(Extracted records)
○ ○ ○
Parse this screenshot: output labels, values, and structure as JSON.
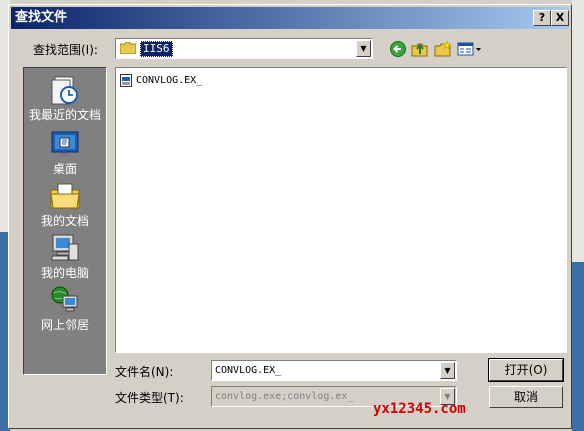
{
  "window": {
    "title": "查找文件",
    "help_button": "?",
    "close_button": "X"
  },
  "lookin": {
    "label": "查找范围(I):",
    "value": "IIS6"
  },
  "places": [
    {
      "label": "我最近的文档",
      "icon": "recent-documents-icon"
    },
    {
      "label": "桌面",
      "icon": "desktop-icon"
    },
    {
      "label": "我的文档",
      "icon": "my-documents-icon"
    },
    {
      "label": "我的电脑",
      "icon": "my-computer-icon"
    },
    {
      "label": "网上邻居",
      "icon": "network-places-icon"
    }
  ],
  "files": [
    {
      "name": "CONVLOG.EX_",
      "icon": "compressed-file-icon"
    }
  ],
  "filename": {
    "label": "文件名(N):",
    "value": "CONVLOG.EX_"
  },
  "filetype": {
    "label": "文件类型(T):",
    "value": "convlog.exe;convlog.ex_"
  },
  "buttons": {
    "open": "打开(O)",
    "cancel": "取消"
  },
  "watermark": "yx12345.com",
  "colors": {
    "title_start": "#0a246a",
    "title_end": "#a6caf0",
    "places_bg": "#808080",
    "dialog_bg": "#d4d0c8",
    "watermark": "#d40000"
  }
}
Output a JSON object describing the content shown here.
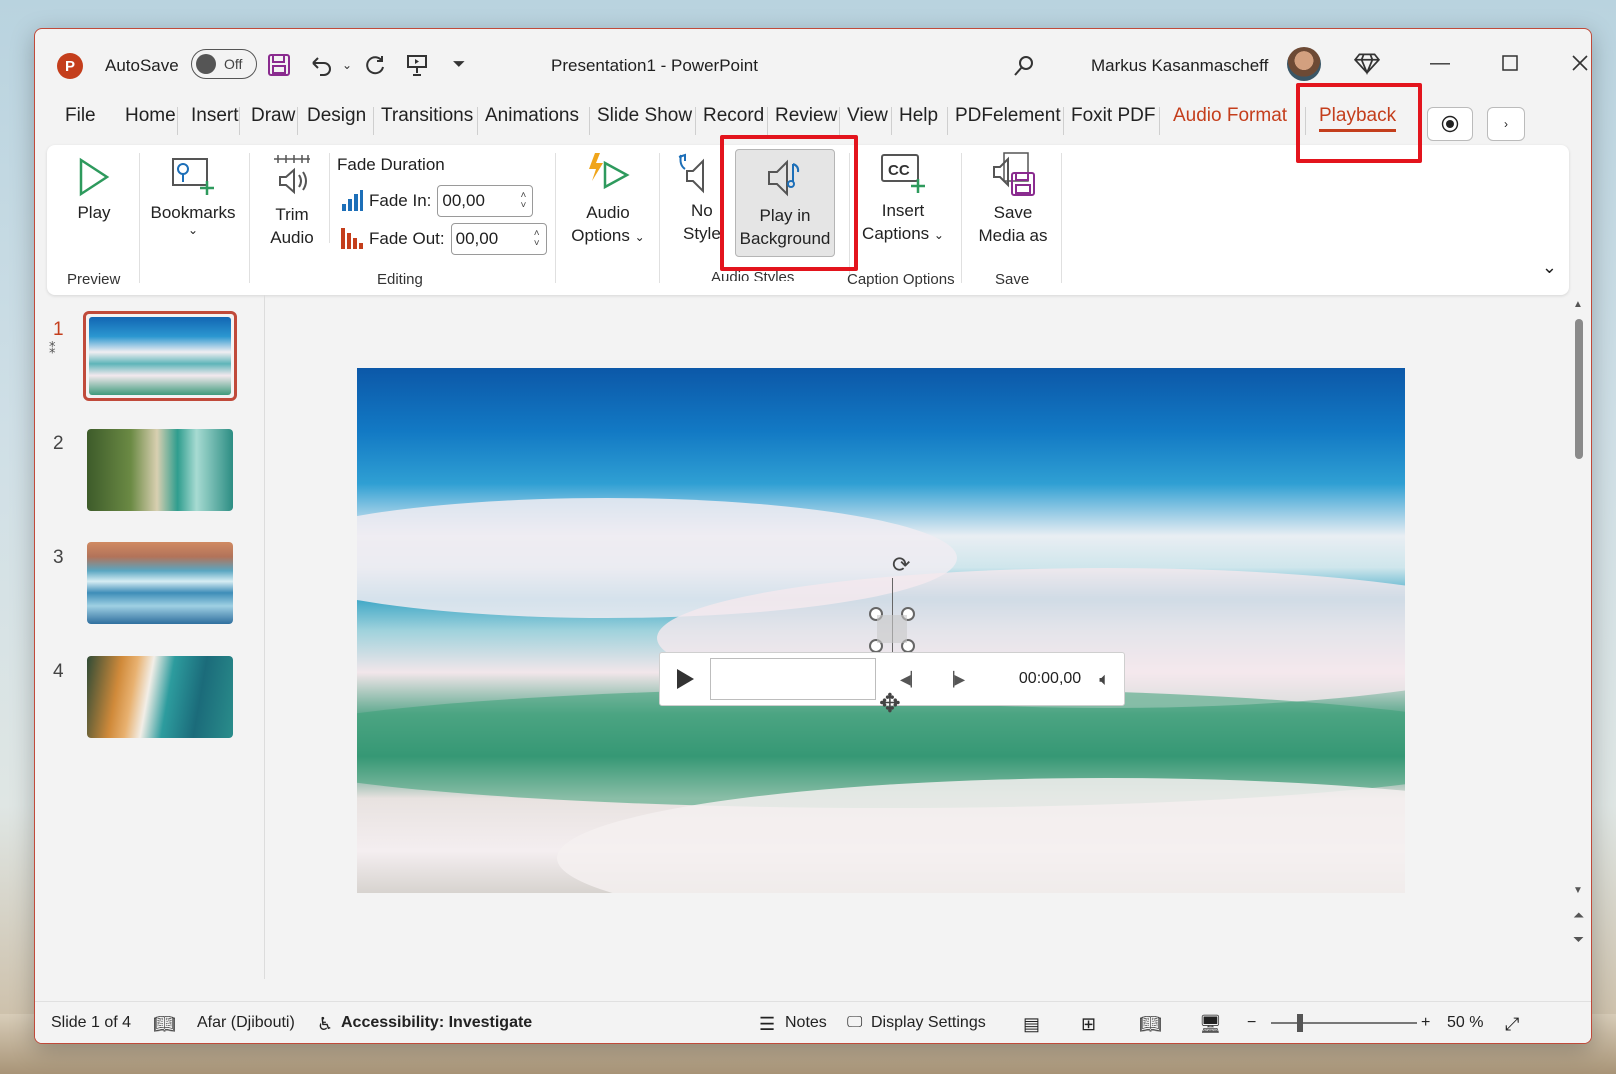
{
  "titlebar": {
    "app_logo": "P",
    "autosave_label": "AutoSave",
    "autosave_state": "Off",
    "document_title": "Presentation1  -  PowerPoint",
    "user_name": "Markus Kasanmascheff"
  },
  "tabs": [
    {
      "label": "File"
    },
    {
      "label": "Home"
    },
    {
      "label": "Insert"
    },
    {
      "label": "Draw"
    },
    {
      "label": "Design"
    },
    {
      "label": "Transitions"
    },
    {
      "label": "Animations"
    },
    {
      "label": "Slide Show"
    },
    {
      "label": "Record"
    },
    {
      "label": "Review"
    },
    {
      "label": "View"
    },
    {
      "label": "Help"
    },
    {
      "label": "PDFelement"
    },
    {
      "label": "Foxit PDF"
    },
    {
      "label": "Audio Format"
    },
    {
      "label": "Playback"
    }
  ],
  "ribbon": {
    "play": "Play",
    "bookmarks": "Bookmarks",
    "preview_group": "Preview",
    "trim_line1": "Trim",
    "trim_line2": "Audio",
    "fade_duration": "Fade Duration",
    "fade_in_label": "Fade In:",
    "fade_in_value": "00,00",
    "fade_out_label": "Fade Out:",
    "fade_out_value": "00,00",
    "editing_group": "Editing",
    "audio_options_line1": "Audio",
    "audio_options_line2": "Options",
    "no_style_line1": "No",
    "no_style_line2": "Style",
    "play_bg_line1": "Play in",
    "play_bg_line2": "Background",
    "audio_styles_group": "Audio Styles",
    "insert_captions_line1": "Insert",
    "insert_captions_line2": "Captions",
    "caption_options_group": "Caption Options",
    "save_media_line1": "Save",
    "save_media_line2": "Media as",
    "save_group": "Save"
  },
  "slides": [
    {
      "number": "1",
      "selected": true
    },
    {
      "number": "2",
      "selected": false
    },
    {
      "number": "3",
      "selected": false
    },
    {
      "number": "4",
      "selected": false
    }
  ],
  "audio_player": {
    "time": "00:00,00"
  },
  "status": {
    "slide_info": "Slide 1 of 4",
    "language": "Afar (Djibouti)",
    "accessibility": "Accessibility: Investigate",
    "notes": "Notes",
    "display_settings": "Display Settings",
    "zoom": "50 %"
  },
  "colors": {
    "accent": "#c43e1c",
    "highlight": "#e3141d"
  }
}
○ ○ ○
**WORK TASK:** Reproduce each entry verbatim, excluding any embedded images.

**WRITTEN RESPONSE:**
Parse this screenshot: output labels, values, and structure as JSON.
{
  "window": {
    "title": "查找文件",
    "help_button": "?",
    "close_button": "X"
  },
  "lookin": {
    "label": "查找范围(I):",
    "value": "IIS6"
  },
  "places": [
    {
      "label": "我最近的文档",
      "icon": "recent-documents-icon"
    },
    {
      "label": "桌面",
      "icon": "desktop-icon"
    },
    {
      "label": "我的文档",
      "icon": "my-documents-icon"
    },
    {
      "label": "我的电脑",
      "icon": "my-computer-icon"
    },
    {
      "label": "网上邻居",
      "icon": "network-places-icon"
    }
  ],
  "files": [
    {
      "name": "CONVLOG.EX_",
      "icon": "compressed-file-icon"
    }
  ],
  "filename": {
    "label": "文件名(N):",
    "value": "CONVLOG.EX_"
  },
  "filetype": {
    "label": "文件类型(T):",
    "value": "convlog.exe;convlog.ex_"
  },
  "buttons": {
    "open": "打开(O)",
    "cancel": "取消"
  },
  "watermark": "yx12345.com",
  "colors": {
    "title_start": "#0a246a",
    "title_end": "#a6caf0",
    "places_bg": "#808080",
    "dialog_bg": "#d4d0c8",
    "watermark": "#d40000"
  }
}
Output a JSON object describing the content shown here.
{
  "titlebar": {
    "app_logo": "P",
    "autosave_label": "AutoSave",
    "autosave_state": "Off",
    "document_title": "Presentation1  -  PowerPoint",
    "user_name": "Markus Kasanmascheff"
  },
  "tabs": [
    {
      "label": "File"
    },
    {
      "label": "Home"
    },
    {
      "label": "Insert"
    },
    {
      "label": "Draw"
    },
    {
      "label": "Design"
    },
    {
      "label": "Transitions"
    },
    {
      "label": "Animations"
    },
    {
      "label": "Slide Show"
    },
    {
      "label": "Record"
    },
    {
      "label": "Review"
    },
    {
      "label": "View"
    },
    {
      "label": "Help"
    },
    {
      "label": "PDFelement"
    },
    {
      "label": "Foxit PDF"
    },
    {
      "label": "Audio Format"
    },
    {
      "label": "Playback"
    }
  ],
  "ribbon": {
    "play": "Play",
    "bookmarks": "Bookmarks",
    "preview_group": "Preview",
    "trim_line1": "Trim",
    "trim_line2": "Audio",
    "fade_duration": "Fade Duration",
    "fade_in_label": "Fade In:",
    "fade_in_value": "00,00",
    "fade_out_label": "Fade Out:",
    "fade_out_value": "00,00",
    "editing_group": "Editing",
    "audio_options_line1": "Audio",
    "audio_options_line2": "Options",
    "no_style_line1": "No",
    "no_style_line2": "Style",
    "play_bg_line1": "Play in",
    "play_bg_line2": "Background",
    "audio_styles_group": "Audio Styles",
    "insert_captions_line1": "Insert",
    "insert_captions_line2": "Captions",
    "caption_options_group": "Caption Options",
    "save_media_line1": "Save",
    "save_media_line2": "Media as",
    "save_group": "Save"
  },
  "slides": [
    {
      "number": "1",
      "selected": true
    },
    {
      "number": "2",
      "selected": false
    },
    {
      "number": "3",
      "selected": false
    },
    {
      "number": "4",
      "selected": false
    }
  ],
  "audio_player": {
    "time": "00:00,00"
  },
  "status": {
    "slide_info": "Slide 1 of 4",
    "language": "Afar (Djibouti)",
    "accessibility": "Accessibility: Investigate",
    "notes": "Notes",
    "display_settings": "Display Settings",
    "zoom": "50 %"
  },
  "colors": {
    "accent": "#c43e1c",
    "highlight": "#e3141d"
  }
}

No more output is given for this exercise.